This is the finest 2-hour film of the year. Pity it runs 187 minutes. If I had to sum up the problems in the rest, it would be thus: “Show me the monkey!” Because the first third, until Kong appears, is terrible: turgid storytelling and character development that numb the brain, as they sail to Skull Island in what seems like real time. The highlight is seeing a crate casually labelled “Sumatran Rat Monkey”, a delightful nod by Jackson to his earlier Brain Dead. Otherwise, how good is any film where the star skips the first hour?
But when Kong appears, the film kicks off, and when it’s good, it’s really good.
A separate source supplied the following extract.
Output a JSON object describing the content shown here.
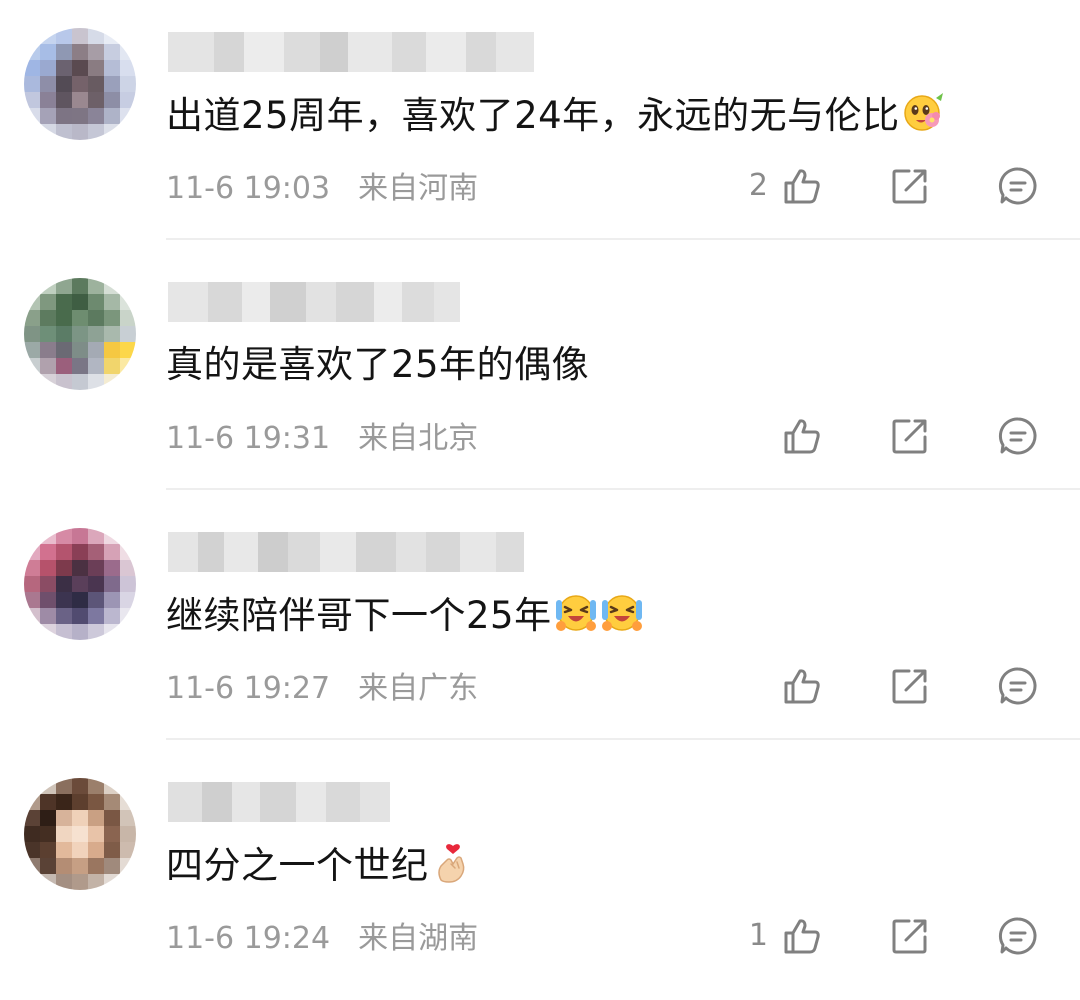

While the effects are not as pixel-perfect as I’d hope, their usage is spectacularly well-executed: Jackson has learned from his LotR experience exactly how to use them to create whatever emotion is required, and does so here with masterly skill. The sequence where Kong takes on three T-Rex to save his dame, is as brilliant a piece of action film-making as you’ll see – yet is memorable as much for the emotional coda as the battle itself. And Jackson then follows that up, with a sequence in a gorge, where the rest of the humans face the ickiest set of creatures you’ll ever see. After Kong’s capture, boom, it’s opening night for The Kong Show back in New York – you only wish the journey out had been removed too – and you know exactly where this will end: atop the Empire State Building.
Serkis is excellent as the performance behind the simian. The rest of the actors are mostly solid: surprisingly so in Black’s case, who is better at capturing the obsessive nature of director Carl Denham than I expected. Watts does what she can as Ann Darrow, given she must have been alone when acting half her scenes; however, Brody’s wussy scriptwriter is utterly pointless and should have been hacked from the film at an early stage. You will need to suspend your disbelief an awful lot towards the end [the ice skating…Ann running through New York in the depths of winter wearing only a flimsy negligee and without the slightest shiver…a 25-foot ape falling from 1250 feet up, and not smashing like a ripe watermelon] but it’s certainly worth the effort.
King of the Lost World (2005)
Dir: Leigh Scott
Star: Jeff Denton, Bruce Boxleitner, Sarah Lieving, Rhett Giles
You have to admire Asylum’s sheer gall, fearlessly riding the coat-tails of the year’s biggest movies. After taking on H.G.Wells War of the Worlds, they now turn their sights on another public-domain writer, Sir Arthur Conan Doyle. Best known as Sherlock Holmes’ creator, he also wrote The Lost World, a proto-Jurassic Park, in which an Amazonian plateau provided a refuge for dinosaurs up to the present day. In his story, an expedition led by Professor Challenger deliberately went there; here, a plane breaks apart and crashes, so the survivors try to find the cockpit so they can call for help.
A variety of giant bugs, creatures, local tribes and, of course, the oversized primate that features prominently on the cover (with the word KING particularly notable…) all interfere, as does the mysterious Lt. Challenger (Boxleitner), who seems to have a different agenda. Initially, this mixes Lost with The Land That Time Forgot well; unlike Jackson’s version, it wastes no time at all (the crash happens right away), and gallops on apace. However, after the best character dies and everyone else is captured by “natives”, both film & fun come to a grinding halt. Quotes used advisedly: these tribesmen come straight from central casting; the leader even has a beer-belly, f’heavens sake.
At first, I thought they might be survivors of a previous wreck – that’d explain the perfect teeth, for example – but no such intelligent justification ever appears. While the film finds great locations that really don’t look like Southern California, the CGI is ropey, especially the ape. And there’s no counterbalance: while War made up in heart and character (and no shrieking Dakota Fanning) for its lack of spectacle, King can’t pull off the same trick, and ends up feeling mostly like a shallow cash-in. If the execution comes up short, some credit is still due for having the Kong-sized balls necessary to try.